Spengler, in his Decline of the West, argued that the decline phase of civilization reaches its nadir with the emergence of political Caesarism, the cash nexus in economics, and the appearance of large and powerful cities.
at 1413; see also Sven Eliaeson, Constitutional Caesarism: Weber's Politics in Their German Context, in THE CAMBRIDGE COMPANION TO WEBER 131, 134-36 (Stephen Turner ed., 2000).
In normal times he would be just an efficient and successful executive, but in this revolutionary epoch, Caesarism is always at the door.'

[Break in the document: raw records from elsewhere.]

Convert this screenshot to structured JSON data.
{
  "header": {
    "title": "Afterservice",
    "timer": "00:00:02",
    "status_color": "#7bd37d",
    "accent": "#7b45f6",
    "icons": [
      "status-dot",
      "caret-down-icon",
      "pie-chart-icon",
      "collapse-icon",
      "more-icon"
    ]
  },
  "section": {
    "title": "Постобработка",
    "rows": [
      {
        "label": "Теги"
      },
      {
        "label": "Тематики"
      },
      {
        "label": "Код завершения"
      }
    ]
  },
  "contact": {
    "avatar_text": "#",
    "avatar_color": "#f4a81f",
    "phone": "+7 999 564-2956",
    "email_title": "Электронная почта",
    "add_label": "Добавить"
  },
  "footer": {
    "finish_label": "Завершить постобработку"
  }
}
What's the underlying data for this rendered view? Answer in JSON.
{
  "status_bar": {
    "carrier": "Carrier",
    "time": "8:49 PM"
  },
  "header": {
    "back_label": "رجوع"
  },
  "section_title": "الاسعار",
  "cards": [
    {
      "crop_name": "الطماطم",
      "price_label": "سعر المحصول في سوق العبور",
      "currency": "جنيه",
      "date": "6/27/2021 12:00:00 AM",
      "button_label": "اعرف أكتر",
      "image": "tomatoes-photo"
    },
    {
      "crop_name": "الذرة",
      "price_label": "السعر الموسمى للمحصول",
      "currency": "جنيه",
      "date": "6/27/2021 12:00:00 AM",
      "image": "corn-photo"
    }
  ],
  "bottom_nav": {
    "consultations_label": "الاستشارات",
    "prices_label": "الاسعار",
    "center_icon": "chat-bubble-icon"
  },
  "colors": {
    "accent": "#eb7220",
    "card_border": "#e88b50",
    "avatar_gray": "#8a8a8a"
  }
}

(122.) The much-discussed crisis of representation, also called a "crisis of representative politics" or "crisis of representative democracy," was analyzed by Antonio Gramsci as the condition in which established political parties lose an organic link to their constituencies, generating crises of authority and introducing the possibility of what he called "Caesarism." See ANTONIO GRAMSCI, SELECTIONS FROM THE PRISON NOTEBOOKS 210, 219 (Quintin Hoare & Geoffrey Nowell Smith eds., 2005).
Its ideology is Caesarism, even as its reality is criminal marginality" (Buried Caesars, 197-98).
Under Caesarism neither state nor Church is free, for in relation to both Caesar's will or caprice is the law.
Democracy, for the thinkers of this way of thinking, is a concealed plutocracy which, according to Spengler, inevitable ends in Caesarism: "The mighty ones of the future may possess the earth as their private property--for the great political form of the Culture is irremediably in ruin--but it matters not, for, formless and limitless as their power may be, it has a task.
"France's Fifth Republic at Fifty: Plebiscitarian Caesarism from Descartes to Rousseau." Journal des Economistes et des Etudes Humaines.
Kurz fait de Jaures un theoricien du << welfare state >> avant l'heure (138), toujours favorable a une voie pacifique et progressive : << Reformism had staved off, for the present, the threat of a new and powerful reactionary force, a conglomeration of << Caesarism >>, clericalism, militarism, anti-Semitism, and nationalism.